■ INPUT MATERIAL ■

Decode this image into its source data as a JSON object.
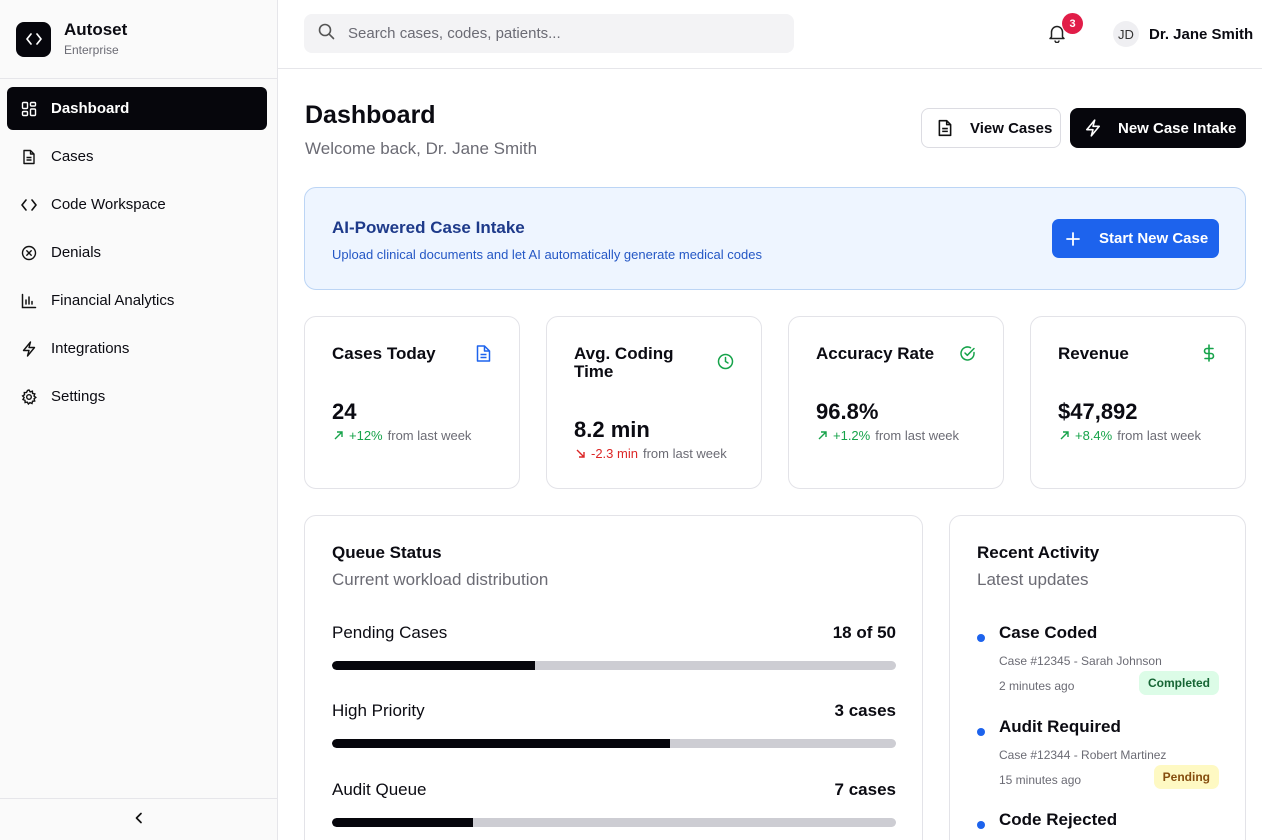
{
  "brand": {
    "name": "Autoset",
    "plan": "Enterprise"
  },
  "sidebar": {
    "items": [
      {
        "label": "Dashboard",
        "icon": "grid-icon",
        "active": true
      },
      {
        "label": "Cases",
        "icon": "document-icon"
      },
      {
        "label": "Code Workspace",
        "icon": "code-icon"
      },
      {
        "label": "Denials",
        "icon": "x-circle-icon"
      },
      {
        "label": "Financial Analytics",
        "icon": "bar-chart-icon"
      },
      {
        "label": "Integrations",
        "icon": "lightning-icon"
      },
      {
        "label": "Settings",
        "icon": "gear-icon"
      }
    ]
  },
  "topbar": {
    "search_placeholder": "Search cases, codes, patients...",
    "notification_count": "3",
    "user_initials": "JD",
    "user_name": "Dr. Jane Smith"
  },
  "header": {
    "title": "Dashboard",
    "subtitle": "Welcome back, Dr. Jane Smith",
    "view_cases_label": "View Cases",
    "new_case_intake_label": "New Case Intake"
  },
  "banner": {
    "title": "AI-Powered Case Intake",
    "subtitle": "Upload clinical documents and let AI automatically generate medical codes",
    "button_label": "Start New Case"
  },
  "stats": [
    {
      "title": "Cases Today",
      "value": "24",
      "delta": "+12%",
      "suffix": "from last week",
      "direction": "up",
      "icon": "document-icon",
      "icon_color": "#1d63ed"
    },
    {
      "title": "Avg. Coding Time",
      "value": "8.2 min",
      "delta": "-2.3 min",
      "suffix": "from last week",
      "direction": "down",
      "icon": "clock-icon",
      "icon_color": "#16a34a"
    },
    {
      "title": "Accuracy Rate",
      "value": "96.8%",
      "delta": "+1.2%",
      "suffix": "from last week",
      "direction": "up",
      "icon": "check-circle-icon",
      "icon_color": "#16a34a"
    },
    {
      "title": "Revenue",
      "value": "$47,892",
      "delta": "+8.4%",
      "suffix": "from last week",
      "direction": "up",
      "icon": "dollar-icon",
      "icon_color": "#16a34a"
    }
  ],
  "queue": {
    "title": "Queue Status",
    "subtitle": "Current workload distribution",
    "rows": [
      {
        "label": "Pending Cases",
        "count": "18 of 50",
        "fraction": 0.36
      },
      {
        "label": "High Priority",
        "count": "3 cases",
        "fraction": 0.6
      },
      {
        "label": "Audit Queue",
        "count": "7 cases",
        "fraction": 0.25
      }
    ]
  },
  "activity": {
    "title": "Recent Activity",
    "subtitle": "Latest updates",
    "items": [
      {
        "title": "Case Coded",
        "meta": "Case #12345 - Sarah Johnson",
        "time": "2 minutes ago",
        "status": "Completed",
        "status_color": "green"
      },
      {
        "title": "Audit Required",
        "meta": "Case #12344 - Robert Martinez",
        "time": "15 minutes ago",
        "status": "Pending",
        "status_color": "yellow"
      },
      {
        "title": "Code Rejected"
      }
    ]
  },
  "colors": {
    "accent": "#1d63ed",
    "dark": "#06060c",
    "success": "#16a34a",
    "danger": "#dc2626",
    "badge": "#e11d48"
  }
}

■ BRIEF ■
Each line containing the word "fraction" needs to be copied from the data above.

■ EXPECTED ANSWER ■
        "fraction": 0.36
        "fraction": 0.6
        "fraction": 0.25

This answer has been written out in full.